__Work instruction__. A word-for-word copy of the data, pictures excluded, is what this task asks for.

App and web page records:
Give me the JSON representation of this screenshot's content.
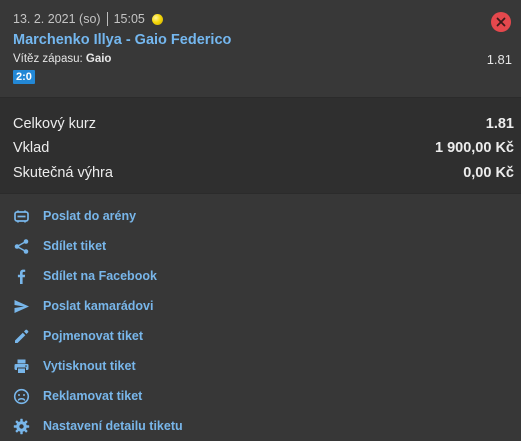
{
  "bet": {
    "date": "13. 2. 2021 (so)",
    "time": "15:05",
    "sport_icon": "tennis-ball-icon",
    "match_name": "Marchenko Illya - Gaio Federico",
    "market_label": "Vítěz zápasu:",
    "selection": "Gaio",
    "odd": "1.81",
    "score": "2:0"
  },
  "summary": {
    "total_odds_label": "Celkový kurz",
    "total_odds_value": "1.81",
    "stake_label": "Vklad",
    "stake_value": "1 900,00 Kč",
    "actual_win_label": "Skutečná výhra",
    "actual_win_value": "0,00 Kč"
  },
  "actions": [
    {
      "label": "Poslat do arény",
      "icon": "arena-icon"
    },
    {
      "label": "Sdílet tiket",
      "icon": "share-icon"
    },
    {
      "label": "Sdílet na Facebook",
      "icon": "facebook-icon"
    },
    {
      "label": "Poslat kamarádovi",
      "icon": "send-icon"
    },
    {
      "label": "Pojmenovat tiket",
      "icon": "pencil-icon"
    },
    {
      "label": "Vytisknout tiket",
      "icon": "print-icon"
    },
    {
      "label": "Reklamovat tiket",
      "icon": "sad-face-icon"
    },
    {
      "label": "Nastavení detailu tiketu",
      "icon": "gear-icon"
    }
  ],
  "colors": {
    "link": "#78b6ea",
    "match_name": "#74b7ef",
    "score_badge": "#2388d6",
    "remove_button": "#e5484d"
  }
}
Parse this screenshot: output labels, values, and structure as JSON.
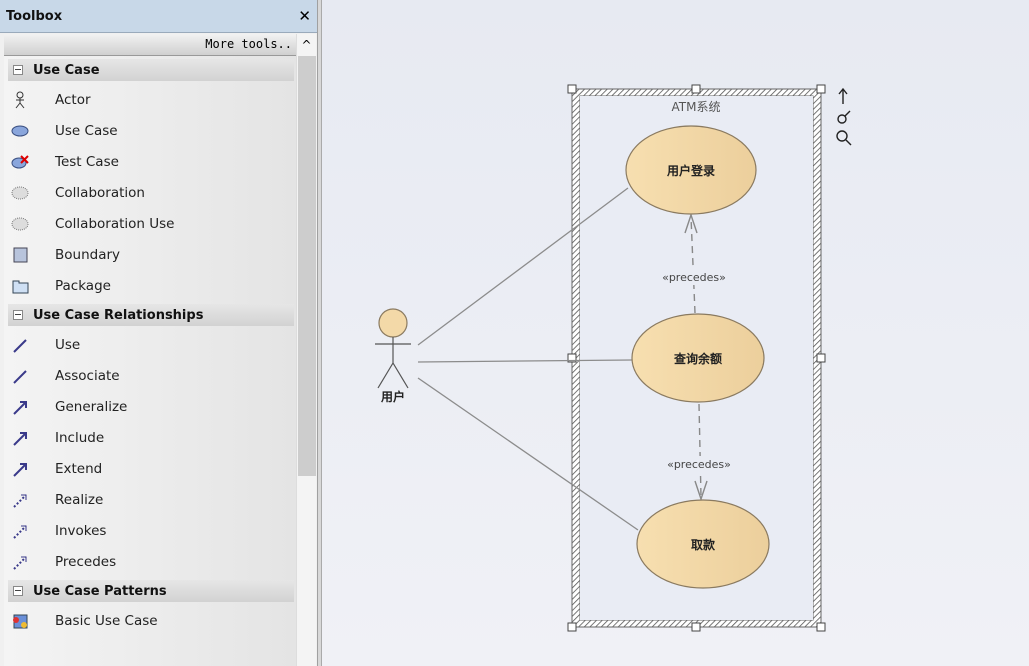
{
  "toolbox": {
    "title": "Toolbox",
    "close_icon": "close-icon",
    "more_tools": "More tools..",
    "sections": [
      {
        "label": "Use Case",
        "items": [
          {
            "label": "Actor",
            "icon": "actor-icon"
          },
          {
            "label": "Use Case",
            "icon": "use-case-icon"
          },
          {
            "label": "Test Case",
            "icon": "test-case-icon"
          },
          {
            "label": "Collaboration",
            "icon": "collaboration-icon"
          },
          {
            "label": "Collaboration Use",
            "icon": "collaboration-use-icon"
          },
          {
            "label": "Boundary",
            "icon": "boundary-icon"
          },
          {
            "label": "Package",
            "icon": "package-icon"
          }
        ]
      },
      {
        "label": "Use Case Relationships",
        "items": [
          {
            "label": "Use",
            "icon": "use-icon"
          },
          {
            "label": "Associate",
            "icon": "associate-icon"
          },
          {
            "label": "Generalize",
            "icon": "generalize-icon"
          },
          {
            "label": "Include",
            "icon": "include-icon"
          },
          {
            "label": "Extend",
            "icon": "extend-icon"
          },
          {
            "label": "Realize",
            "icon": "realize-icon"
          },
          {
            "label": "Invokes",
            "icon": "invokes-icon"
          },
          {
            "label": "Precedes",
            "icon": "precedes-icon"
          }
        ]
      },
      {
        "label": "Use Case Patterns",
        "items": [
          {
            "label": "Basic Use Case",
            "icon": "basic-use-case-icon"
          }
        ]
      }
    ]
  },
  "diagram": {
    "boundary": "ATM系统",
    "actor": "用户",
    "use_cases": [
      "用户登录",
      "查询余额",
      "取款"
    ],
    "relations": [
      "«precedes»",
      "«precedes»"
    ],
    "colors": {
      "use_case_fill": "#f3d9a8",
      "use_case_stroke": "#8a7a60",
      "line": "#8c8c8c"
    }
  }
}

__Solution__.
Give me the JSON representation of this screenshot's content.
{
  "bet": {
    "date": "13. 2. 2021 (so)",
    "time": "15:05",
    "sport_icon": "tennis-ball-icon",
    "match_name": "Marchenko Illya - Gaio Federico",
    "market_label": "Vítěz zápasu:",
    "selection": "Gaio",
    "odd": "1.81",
    "score": "2:0"
  },
  "summary": {
    "total_odds_label": "Celkový kurz",
    "total_odds_value": "1.81",
    "stake_label": "Vklad",
    "stake_value": "1 900,00 Kč",
    "actual_win_label": "Skutečná výhra",
    "actual_win_value": "0,00 Kč"
  },
  "actions": [
    {
      "label": "Poslat do arény",
      "icon": "arena-icon"
    },
    {
      "label": "Sdílet tiket",
      "icon": "share-icon"
    },
    {
      "label": "Sdílet na Facebook",
      "icon": "facebook-icon"
    },
    {
      "label": "Poslat kamarádovi",
      "icon": "send-icon"
    },
    {
      "label": "Pojmenovat tiket",
      "icon": "pencil-icon"
    },
    {
      "label": "Vytisknout tiket",
      "icon": "print-icon"
    },
    {
      "label": "Reklamovat tiket",
      "icon": "sad-face-icon"
    },
    {
      "label": "Nastavení detailu tiketu",
      "icon": "gear-icon"
    }
  ],
  "colors": {
    "link": "#78b6ea",
    "match_name": "#74b7ef",
    "score_badge": "#2388d6",
    "remove_button": "#e5484d"
  }
}
Parse this screenshot: output labels, values, and structure as JSON.
{
  "toolbox": {
    "title": "Toolbox",
    "close_icon": "close-icon",
    "more_tools": "More tools..",
    "sections": [
      {
        "label": "Use Case",
        "items": [
          {
            "label": "Actor",
            "icon": "actor-icon"
          },
          {
            "label": "Use Case",
            "icon": "use-case-icon"
          },
          {
            "label": "Test Case",
            "icon": "test-case-icon"
          },
          {
            "label": "Collaboration",
            "icon": "collaboration-icon"
          },
          {
            "label": "Collaboration Use",
            "icon": "collaboration-use-icon"
          },
          {
            "label": "Boundary",
            "icon": "boundary-icon"
          },
          {
            "label": "Package",
            "icon": "package-icon"
          }
        ]
      },
      {
        "label": "Use Case Relationships",
        "items": [
          {
            "label": "Use",
            "icon": "use-icon"
          },
          {
            "label": "Associate",
            "icon": "associate-icon"
          },
          {
            "label": "Generalize",
            "icon": "generalize-icon"
          },
          {
            "label": "Include",
            "icon": "include-icon"
          },
          {
            "label": "Extend",
            "icon": "extend-icon"
          },
          {
            "label": "Realize",
            "icon": "realize-icon"
          },
          {
            "label": "Invokes",
            "icon": "invokes-icon"
          },
          {
            "label": "Precedes",
            "icon": "precedes-icon"
          }
        ]
      },
      {
        "label": "Use Case Patterns",
        "items": [
          {
            "label": "Basic Use Case",
            "icon": "basic-use-case-icon"
          }
        ]
      }
    ]
  },
  "diagram": {
    "boundary": "ATM系统",
    "actor": "用户",
    "use_cases": [
      "用户登录",
      "查询余额",
      "取款"
    ],
    "relations": [
      "«precedes»",
      "«precedes»"
    ],
    "colors": {
      "use_case_fill": "#f3d9a8",
      "use_case_stroke": "#8a7a60",
      "line": "#8c8c8c"
    }
  }
}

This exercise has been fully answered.